■ WHAT YOU WILL DO ■
Give back the data in full, with every line exact.

■ INFORMATION ■
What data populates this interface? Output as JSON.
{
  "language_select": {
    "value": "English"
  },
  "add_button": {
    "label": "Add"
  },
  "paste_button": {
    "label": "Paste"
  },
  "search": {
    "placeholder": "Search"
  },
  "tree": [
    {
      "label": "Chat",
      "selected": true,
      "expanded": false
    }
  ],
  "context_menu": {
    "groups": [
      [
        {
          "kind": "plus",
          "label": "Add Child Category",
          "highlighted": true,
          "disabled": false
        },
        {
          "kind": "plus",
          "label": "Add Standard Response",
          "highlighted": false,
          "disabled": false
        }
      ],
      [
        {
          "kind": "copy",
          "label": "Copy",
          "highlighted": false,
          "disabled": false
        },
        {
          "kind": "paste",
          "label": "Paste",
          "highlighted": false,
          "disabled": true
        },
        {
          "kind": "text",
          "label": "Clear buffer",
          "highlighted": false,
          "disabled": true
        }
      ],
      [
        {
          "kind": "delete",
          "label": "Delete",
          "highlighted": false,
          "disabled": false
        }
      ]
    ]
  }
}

■ SOLUTION ■
What data populates this interface? Output as JSON.
{
  "language_select": {
    "value": "English"
  },
  "add_button": {
    "label": "Add"
  },
  "paste_button": {
    "label": "Paste"
  },
  "search": {
    "placeholder": "Search"
  },
  "tree": [
    {
      "label": "Chat",
      "selected": true,
      "expanded": false
    }
  ],
  "context_menu": {
    "groups": [
      [
        {
          "kind": "plus",
          "label": "Add Child Category",
          "highlighted": true,
          "disabled": false
        },
        {
          "kind": "plus",
          "label": "Add Standard Response",
          "highlighted": false,
          "disabled": false
        }
      ],
      [
        {
          "kind": "copy",
          "label": "Copy",
          "highlighted": false,
          "disabled": false
        },
        {
          "kind": "paste",
          "label": "Paste",
          "highlighted": false,
          "disabled": true
        },
        {
          "kind": "text",
          "label": "Clear buffer",
          "highlighted": false,
          "disabled": true
        }
      ],
      [
        {
          "kind": "delete",
          "label": "Delete",
          "highlighted": false,
          "disabled": false
        }
      ]
    ]
  }
}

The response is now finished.